- The clean indoxyl solution needs to be aerated now³. Pour it from one bucket to the next twenty or more times⁵. Try to pour from as high as you can without spilling. This adds more force and more air to the liquid.
- You'll see the color become darker during this time to a greeny-teal with pale green froth or foam.
Adding the Alkali
- Next, add about three teaspoons of pickling lime to the bucket. It's also known by its formula name, calcium hydroxide, and is a safe chemical made from limestone. Stir the mixture well with a clean stick or other implement.
- When you think the pickling lime is dissolved, take the solution's pH. You can use a clean pH strip or a pH meter. You're trying to get the solution up to pH 9 to 10, and if it's lower than that, add another teaspoon of pickling lime and repeat.
Aerating the Indoxyl Solution
- The indoxyl solution now needs more aeration to help the indoxyl to convert to indigotin, the blue dye pigment that we're aiming for. So that means more pouring of the liquid back and forth between buckets. Do it twenty or more times.
- You stop when the liquid is deep blue in color and the froth on the top is thick and blue, too. The more you pour and aerate, the more indigo pigment you're likely to get.
Settling the Indigo Pigment
- Put the lid on again and leave the liquid to settle in a safe place where it won't be disturbed. Now it's time to wait.
- You can move to the next step when a thin dark layer settles to the bottom of the bucket and the liquid above is a clear tea color. Japanese indigo is infamous for taking more time to settle than true indigo, so you'll need to be patient. It can take a week or sometimes much longer.
- The aim now is to isolate the dark layer of indigo pigment and remove the liquid and any crusty bits that form at the surface (if present) from the bucket. I think the best way to do this, when using a safe alkali such as carbon hydroxide, is to siphon it off with a small winemaking hose.
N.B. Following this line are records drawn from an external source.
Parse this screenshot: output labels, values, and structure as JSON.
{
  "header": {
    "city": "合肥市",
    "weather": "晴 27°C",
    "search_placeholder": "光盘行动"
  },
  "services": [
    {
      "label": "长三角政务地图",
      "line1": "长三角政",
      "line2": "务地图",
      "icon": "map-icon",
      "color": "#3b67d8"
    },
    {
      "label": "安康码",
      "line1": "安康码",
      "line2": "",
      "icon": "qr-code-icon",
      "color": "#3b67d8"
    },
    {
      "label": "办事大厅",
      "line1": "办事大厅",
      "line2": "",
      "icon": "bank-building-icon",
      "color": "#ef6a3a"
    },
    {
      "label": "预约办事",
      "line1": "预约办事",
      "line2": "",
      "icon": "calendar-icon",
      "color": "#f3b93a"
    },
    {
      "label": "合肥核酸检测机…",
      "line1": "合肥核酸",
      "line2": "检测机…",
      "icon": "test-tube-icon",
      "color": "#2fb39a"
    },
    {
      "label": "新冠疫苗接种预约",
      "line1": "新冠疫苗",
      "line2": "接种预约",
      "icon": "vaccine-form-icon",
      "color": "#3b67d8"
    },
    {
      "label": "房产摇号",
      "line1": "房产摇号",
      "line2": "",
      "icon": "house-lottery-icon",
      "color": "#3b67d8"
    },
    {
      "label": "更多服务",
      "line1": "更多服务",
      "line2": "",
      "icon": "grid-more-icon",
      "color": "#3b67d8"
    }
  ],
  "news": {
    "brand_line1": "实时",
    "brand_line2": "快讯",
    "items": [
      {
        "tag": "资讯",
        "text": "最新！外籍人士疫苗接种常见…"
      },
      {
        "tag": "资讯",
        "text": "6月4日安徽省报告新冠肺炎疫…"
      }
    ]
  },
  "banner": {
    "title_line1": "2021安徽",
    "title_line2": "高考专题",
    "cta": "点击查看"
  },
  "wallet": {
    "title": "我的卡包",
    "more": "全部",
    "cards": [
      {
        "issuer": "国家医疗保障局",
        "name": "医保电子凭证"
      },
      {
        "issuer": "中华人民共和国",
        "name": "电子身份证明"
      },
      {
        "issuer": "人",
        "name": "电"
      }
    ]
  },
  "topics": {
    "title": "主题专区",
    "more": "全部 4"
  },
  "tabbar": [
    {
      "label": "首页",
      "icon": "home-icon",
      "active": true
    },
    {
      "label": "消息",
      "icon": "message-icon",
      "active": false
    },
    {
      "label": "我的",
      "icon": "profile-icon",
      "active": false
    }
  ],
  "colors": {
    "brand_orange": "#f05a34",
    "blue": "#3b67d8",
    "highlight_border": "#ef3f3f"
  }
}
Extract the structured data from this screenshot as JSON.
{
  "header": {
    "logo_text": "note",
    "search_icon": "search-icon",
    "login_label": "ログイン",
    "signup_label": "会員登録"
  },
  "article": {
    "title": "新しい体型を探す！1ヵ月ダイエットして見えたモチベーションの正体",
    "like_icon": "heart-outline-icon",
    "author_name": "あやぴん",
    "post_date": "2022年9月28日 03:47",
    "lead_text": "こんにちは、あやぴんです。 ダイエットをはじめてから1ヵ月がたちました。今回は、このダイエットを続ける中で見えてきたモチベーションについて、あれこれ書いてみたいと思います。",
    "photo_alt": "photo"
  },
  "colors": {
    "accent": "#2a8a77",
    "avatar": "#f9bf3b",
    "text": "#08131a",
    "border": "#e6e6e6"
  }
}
Siphon it into a second bucket, trying not to disturb the indigo layer at the bottom, and pour the liquid somewhere outside⁶. See notes below on this.
- You are left with a dark layer of indigo sludge at the bottom of the bucket, along with a little tea-colored water above.
Cleaning the Indigo Pigment
- Although optional⁷, you can clean the indigo pigment now. I think this is best done by using a clear container that's smaller than the bucket now, which is why I've recommended a clear pitcher or jug in the materials list.
- Fill the jug halfway with clean water, then gently pour it into the bucket containing the indigo sludge. Gently swirl it around to pick up the indigo, then pour the dark liquid back into the smaller container. Cover so that nothing can fall in.
- Leave the container to settle again, before siphoning off the liquid again. Japanese indigo takes a long time to settle, another several days to a week or more, so it may be that the liquid that you siphon off may be green before you continue to the next step. Siphon it off and leave it to settle on it's own and you'll eventually get a small amount of indigo pigment at the bottom.
Drying the Indigo Pigment
- After the last siphoning of liquid from the sludge of indigo, it's time to dry it out for storage⁸. Line a dish or tray with raised edges with greaseproof paper. Basically waxed kitchen paper that won't allow water through.
- Pour the indigo sludge onto the paper. Use a rubber spatula to get as much as possible from the container. If you've reserved the liquid siphoned off the indigo previously, please read the note below⁹.
- Leave the indigo sludge to dry out in a warm place until its bone dry. It takes about a week in my warm greenhouse and is finished when there is no tackiness and the indigo is pulling away from the paper.
Storing the Indigo Pigment
- With a spoon, gently loosen the ring of indigo that formed around the edge of where the sludge was poured.
- Then, fold the paper up, remove it from the dish, and gently roll over it several times with a rolling pin to break up and crush the indigo.
- Pass the indigo through a fine metal sieve over a bowl, to create a fine powder. Use a spoon to push and grind it through.
- Then, pour the powder from the paper and into a jar for storage. The powder keeps indefinitely, but its dye potential is said to decrease after five years.